┌─ INFORMATION PROVIDED

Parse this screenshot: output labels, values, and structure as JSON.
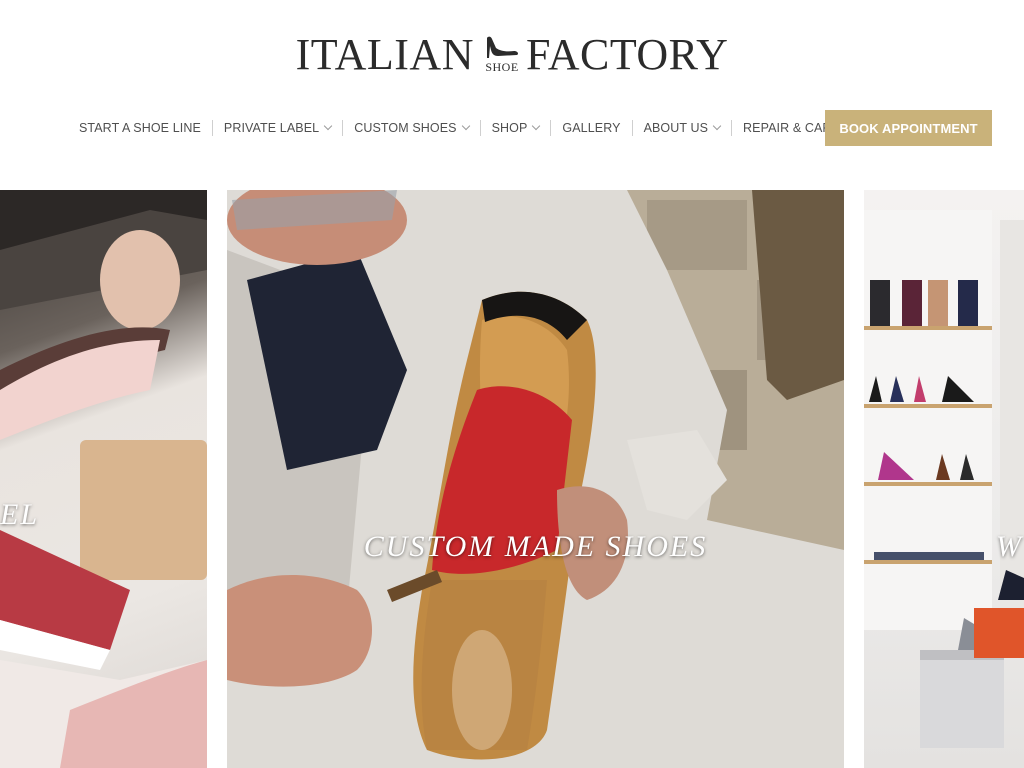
{
  "brand": {
    "word1": "ITALIAN",
    "shoe_small": "SHOE",
    "word2": "FACTORY",
    "logo_icon": "high-heel-icon"
  },
  "nav": {
    "items": [
      {
        "label": "START A SHOE LINE",
        "has_dropdown": false
      },
      {
        "label": "PRIVATE LABEL",
        "has_dropdown": true
      },
      {
        "label": "CUSTOM SHOES",
        "has_dropdown": true
      },
      {
        "label": "SHOP",
        "has_dropdown": true
      },
      {
        "label": "GALLERY",
        "has_dropdown": false
      },
      {
        "label": "ABOUT US",
        "has_dropdown": true
      },
      {
        "label": "REPAIR & CARE",
        "has_dropdown": true
      }
    ],
    "cta_label": "BOOK APPOINTMENT",
    "cta_color": "#c9b27a",
    "dropdown_icon": "chevron-down-icon"
  },
  "slides": {
    "left_title": "EL",
    "center_title": "CUSTOM MADE SHOES",
    "right_title": "W"
  }
}
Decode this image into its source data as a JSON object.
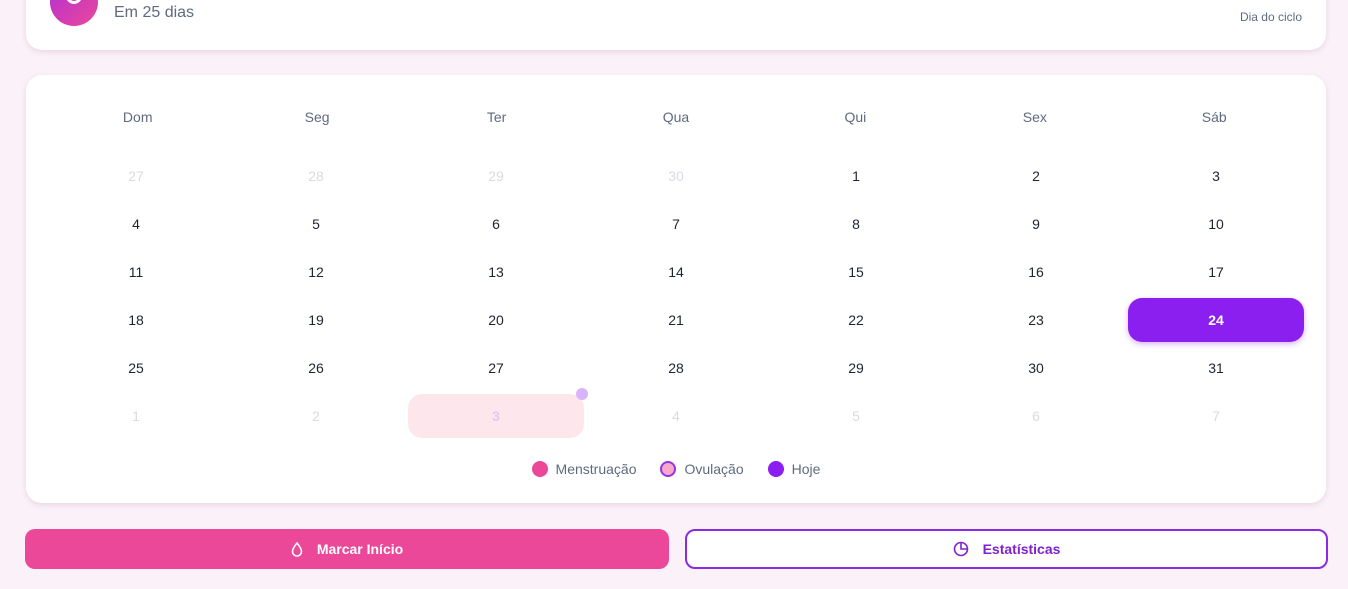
{
  "summary": {
    "next_period": "Em 25 dias",
    "cycle_day_label": "Dia do ciclo"
  },
  "calendar": {
    "weekdays": [
      "Dom",
      "Seg",
      "Ter",
      "Qua",
      "Qui",
      "Sex",
      "Sáb"
    ],
    "days": [
      {
        "label": "27",
        "state": "muted"
      },
      {
        "label": "28",
        "state": "muted"
      },
      {
        "label": "29",
        "state": "muted"
      },
      {
        "label": "30",
        "state": "muted"
      },
      {
        "label": "1",
        "state": "normal"
      },
      {
        "label": "2",
        "state": "normal"
      },
      {
        "label": "3",
        "state": "normal"
      },
      {
        "label": "4",
        "state": "normal"
      },
      {
        "label": "5",
        "state": "normal"
      },
      {
        "label": "6",
        "state": "normal"
      },
      {
        "label": "7",
        "state": "normal"
      },
      {
        "label": "8",
        "state": "normal"
      },
      {
        "label": "9",
        "state": "normal"
      },
      {
        "label": "10",
        "state": "normal"
      },
      {
        "label": "11",
        "state": "normal"
      },
      {
        "label": "12",
        "state": "normal"
      },
      {
        "label": "13",
        "state": "normal"
      },
      {
        "label": "14",
        "state": "normal"
      },
      {
        "label": "15",
        "state": "normal"
      },
      {
        "label": "16",
        "state": "normal"
      },
      {
        "label": "17",
        "state": "normal"
      },
      {
        "label": "18",
        "state": "normal"
      },
      {
        "label": "19",
        "state": "normal"
      },
      {
        "label": "20",
        "state": "normal"
      },
      {
        "label": "21",
        "state": "normal"
      },
      {
        "label": "22",
        "state": "normal"
      },
      {
        "label": "23",
        "state": "normal"
      },
      {
        "label": "24",
        "state": "today"
      },
      {
        "label": "25",
        "state": "normal"
      },
      {
        "label": "26",
        "state": "normal"
      },
      {
        "label": "27",
        "state": "normal"
      },
      {
        "label": "28",
        "state": "normal"
      },
      {
        "label": "29",
        "state": "normal"
      },
      {
        "label": "30",
        "state": "normal"
      },
      {
        "label": "31",
        "state": "normal"
      },
      {
        "label": "1",
        "state": "muted"
      },
      {
        "label": "2",
        "state": "muted"
      },
      {
        "label": "3",
        "state": "fertile"
      },
      {
        "label": "4",
        "state": "muted"
      },
      {
        "label": "5",
        "state": "muted"
      },
      {
        "label": "6",
        "state": "muted"
      },
      {
        "label": "7",
        "state": "muted"
      }
    ],
    "legend": [
      {
        "label": "Menstruação",
        "color": "#ec4899",
        "style": "filled"
      },
      {
        "label": "Ovulação",
        "color": "#f7a8c8",
        "border": "#9333ea",
        "style": "ringed"
      },
      {
        "label": "Hoje",
        "color": "#8a1ff0",
        "style": "filled"
      }
    ]
  },
  "actions": {
    "start_label": "Marcar Início",
    "start_icon": "drop-icon",
    "stats_label": "Estatísticas",
    "stats_icon": "pie-chart-icon"
  },
  "colors": {
    "accent_purple": "#8a1ff0",
    "accent_pink": "#ec4899",
    "background": "#fbf1f8"
  }
}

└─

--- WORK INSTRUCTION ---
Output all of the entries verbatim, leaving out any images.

--- REPLY ---
Parse this screenshot: output labels, values, and structure as JSON.
{
  "brand": {
    "word1": "ITALIAN",
    "shoe_small": "SHOE",
    "word2": "FACTORY",
    "logo_icon": "high-heel-icon"
  },
  "nav": {
    "items": [
      {
        "label": "START A SHOE LINE",
        "has_dropdown": false
      },
      {
        "label": "PRIVATE LABEL",
        "has_dropdown": true
      },
      {
        "label": "CUSTOM SHOES",
        "has_dropdown": true
      },
      {
        "label": "SHOP",
        "has_dropdown": true
      },
      {
        "label": "GALLERY",
        "has_dropdown": false
      },
      {
        "label": "ABOUT US",
        "has_dropdown": true
      },
      {
        "label": "REPAIR & CARE",
        "has_dropdown": true
      }
    ],
    "cta_label": "BOOK APPOINTMENT",
    "cta_color": "#c9b27a",
    "dropdown_icon": "chevron-down-icon"
  },
  "slides": {
    "left_title": "EL",
    "center_title": "CUSTOM MADE SHOES",
    "right_title": "W"
  }
}
Decode this image into its source data as a JSON object.
{
  "summary": {
    "next_period": "Em 25 dias",
    "cycle_day_label": "Dia do ciclo"
  },
  "calendar": {
    "weekdays": [
      "Dom",
      "Seg",
      "Ter",
      "Qua",
      "Qui",
      "Sex",
      "Sáb"
    ],
    "days": [
      {
        "label": "27",
        "state": "muted"
      },
      {
        "label": "28",
        "state": "muted"
      },
      {
        "label": "29",
        "state": "muted"
      },
      {
        "label": "30",
        "state": "muted"
      },
      {
        "label": "1",
        "state": "normal"
      },
      {
        "label": "2",
        "state": "normal"
      },
      {
        "label": "3",
        "state": "normal"
      },
      {
        "label": "4",
        "state": "normal"
      },
      {
        "label": "5",
        "state": "normal"
      },
      {
        "label": "6",
        "state": "normal"
      },
      {
        "label": "7",
        "state": "normal"
      },
      {
        "label": "8",
        "state": "normal"
      },
      {
        "label": "9",
        "state": "normal"
      },
      {
        "label": "10",
        "state": "normal"
      },
      {
        "label": "11",
        "state": "normal"
      },
      {
        "label": "12",
        "state": "normal"
      },
      {
        "label": "13",
        "state": "normal"
      },
      {
        "label": "14",
        "state": "normal"
      },
      {
        "label": "15",
        "state": "normal"
      },
      {
        "label": "16",
        "state": "normal"
      },
      {
        "label": "17",
        "state": "normal"
      },
      {
        "label": "18",
        "state": "normal"
      },
      {
        "label": "19",
        "state": "normal"
      },
      {
        "label": "20",
        "state": "normal"
      },
      {
        "label": "21",
        "state": "normal"
      },
      {
        "label": "22",
        "state": "normal"
      },
      {
        "label": "23",
        "state": "normal"
      },
      {
        "label": "24",
        "state": "today"
      },
      {
        "label": "25",
        "state": "normal"
      },
      {
        "label": "26",
        "state": "normal"
      },
      {
        "label": "27",
        "state": "normal"
      },
      {
        "label": "28",
        "state": "normal"
      },
      {
        "label": "29",
        "state": "normal"
      },
      {
        "label": "30",
        "state": "normal"
      },
      {
        "label": "31",
        "state": "normal"
      },
      {
        "label": "1",
        "state": "muted"
      },
      {
        "label": "2",
        "state": "muted"
      },
      {
        "label": "3",
        "state": "fertile"
      },
      {
        "label": "4",
        "state": "muted"
      },
      {
        "label": "5",
        "state": "muted"
      },
      {
        "label": "6",
        "state": "muted"
      },
      {
        "label": "7",
        "state": "muted"
      }
    ],
    "legend": [
      {
        "label": "Menstruação",
        "color": "#ec4899",
        "style": "filled"
      },
      {
        "label": "Ovulação",
        "color": "#f7a8c8",
        "border": "#9333ea",
        "style": "ringed"
      },
      {
        "label": "Hoje",
        "color": "#8a1ff0",
        "style": "filled"
      }
    ]
  },
  "actions": {
    "start_label": "Marcar Início",
    "start_icon": "drop-icon",
    "stats_label": "Estatísticas",
    "stats_icon": "pie-chart-icon"
  },
  "colors": {
    "accent_purple": "#8a1ff0",
    "accent_pink": "#ec4899",
    "background": "#fbf1f8"
  }
}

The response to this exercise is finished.